Editorial: Measure AA needed to curb Alameda officials’ bad behavior

Click here for a complete list of our election recommendations.

It’s sad that Alameda’s Measure AA is even necessary, but it is.

That’s because some City Council members can’t distinguish right from wrong and follow the rules for proper behavior that already are in the city charter. So, Measure AA locks down the rules even tighter. Voters should support it.

Here’s what prompted it: As the Grand Jury reported, Malia Vella and Jim Oddie committed malfeasance by violating city charter prohibitions against meddling in hiring decisions, which are supposed to be the purview of the city manager.

The two improperly pressured the city manager to hire the union-backed candidate for fire chief. It was a fiasco that cost the city well over $1 million, resulted in the loss of multiple talented and hard-to-replace senior staff and severely damaged the municipal organization’s reputation.

The city charter clearly prohibited their actions. But apparently it wasn’t clear enough for Vella and Oddie.

Related Articles

Editorial: Pittsburg Measure Q would ensure professional city clerk

Editorial: Why San Jose voters should reject cardrooms tax increase

Editorial: Despite quirks, San Jose voters should approve Measure G

Editorial: Antioch voters tired of traffic should approve Measure T

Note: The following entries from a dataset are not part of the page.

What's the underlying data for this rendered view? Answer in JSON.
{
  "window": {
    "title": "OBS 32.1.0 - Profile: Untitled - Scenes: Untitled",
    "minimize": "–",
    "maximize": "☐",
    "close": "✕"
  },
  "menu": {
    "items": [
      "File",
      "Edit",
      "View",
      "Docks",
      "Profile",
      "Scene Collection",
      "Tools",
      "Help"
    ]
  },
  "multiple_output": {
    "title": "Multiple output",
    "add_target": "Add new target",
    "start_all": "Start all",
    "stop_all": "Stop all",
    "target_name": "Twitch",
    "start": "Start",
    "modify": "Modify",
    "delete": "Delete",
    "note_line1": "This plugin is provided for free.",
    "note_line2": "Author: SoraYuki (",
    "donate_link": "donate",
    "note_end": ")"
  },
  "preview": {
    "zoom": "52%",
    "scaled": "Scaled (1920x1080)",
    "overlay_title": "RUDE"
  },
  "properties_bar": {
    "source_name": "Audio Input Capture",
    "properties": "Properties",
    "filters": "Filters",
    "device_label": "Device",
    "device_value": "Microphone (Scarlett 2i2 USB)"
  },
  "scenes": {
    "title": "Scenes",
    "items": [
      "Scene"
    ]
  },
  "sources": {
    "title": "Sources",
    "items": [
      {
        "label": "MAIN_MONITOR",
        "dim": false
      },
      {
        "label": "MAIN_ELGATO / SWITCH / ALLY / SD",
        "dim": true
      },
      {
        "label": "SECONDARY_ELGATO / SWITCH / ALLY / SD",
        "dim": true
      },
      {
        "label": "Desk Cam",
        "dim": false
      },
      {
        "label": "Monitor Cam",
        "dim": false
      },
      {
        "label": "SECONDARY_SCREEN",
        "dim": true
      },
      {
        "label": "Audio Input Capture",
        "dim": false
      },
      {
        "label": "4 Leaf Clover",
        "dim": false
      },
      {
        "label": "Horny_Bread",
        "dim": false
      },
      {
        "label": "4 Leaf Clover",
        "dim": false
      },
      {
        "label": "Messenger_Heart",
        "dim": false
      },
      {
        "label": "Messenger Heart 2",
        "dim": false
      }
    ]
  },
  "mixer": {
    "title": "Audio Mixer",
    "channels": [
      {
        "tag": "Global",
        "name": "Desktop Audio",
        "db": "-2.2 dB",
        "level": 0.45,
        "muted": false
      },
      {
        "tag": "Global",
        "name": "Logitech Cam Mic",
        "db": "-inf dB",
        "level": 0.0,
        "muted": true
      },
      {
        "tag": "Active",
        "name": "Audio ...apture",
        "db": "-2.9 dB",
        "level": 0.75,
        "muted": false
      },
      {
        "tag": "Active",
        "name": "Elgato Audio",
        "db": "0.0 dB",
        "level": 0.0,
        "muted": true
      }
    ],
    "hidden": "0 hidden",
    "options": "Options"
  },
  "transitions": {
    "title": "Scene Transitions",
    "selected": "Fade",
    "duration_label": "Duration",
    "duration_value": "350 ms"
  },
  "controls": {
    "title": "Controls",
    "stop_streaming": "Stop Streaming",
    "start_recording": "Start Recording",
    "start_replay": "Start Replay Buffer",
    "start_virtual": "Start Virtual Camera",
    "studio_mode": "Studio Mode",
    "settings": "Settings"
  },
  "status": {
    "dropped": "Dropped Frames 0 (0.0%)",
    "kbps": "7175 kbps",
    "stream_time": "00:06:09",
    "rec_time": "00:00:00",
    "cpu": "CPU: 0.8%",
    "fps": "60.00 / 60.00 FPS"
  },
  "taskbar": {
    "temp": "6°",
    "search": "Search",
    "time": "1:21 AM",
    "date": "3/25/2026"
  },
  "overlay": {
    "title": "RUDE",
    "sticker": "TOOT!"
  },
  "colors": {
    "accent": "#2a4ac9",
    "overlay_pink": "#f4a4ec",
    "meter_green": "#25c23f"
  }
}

Editorial: Elect Joe Biden president to heal and unify our country

Measure AA provides more specificity about what sort of meddling is prohibited — making plain that council members should not try to influence any hiring, firing or discipline — and expands the restrictions to also protect the city attorney and city clerk from council overreach.

  Emmys 2020: First responders get the spotlight as Emmy presenters on Sunday

However, it’s disappointing that the measure excises charter language that specifies that a council member who meddles in hiring decisions would be subject to removal from office. Editing out that language deletes a rhetorical signal of how serious such violations should be taken.

In practice, however, the county Grand Jury could still file an accusation seeking to remove an elected official for violating the charter. The Grand Jury in Oddie and Vella’s case concluded their actions did not warrant overturning the will of the voters.

Measure AA was placed on the ballot by the City Council to try to show that members have learned from the past transgressions. The real proof will be their future behavior.

Voters should send a signal that they expect their elected officials to behave professionally. Vote yes on Measure AA.

…read more

Source:: The Mercury News – Politics

      

(Visited 1 times, 1 visits today)

Leave a Reply

Your email address will not be published. Required fields are marked *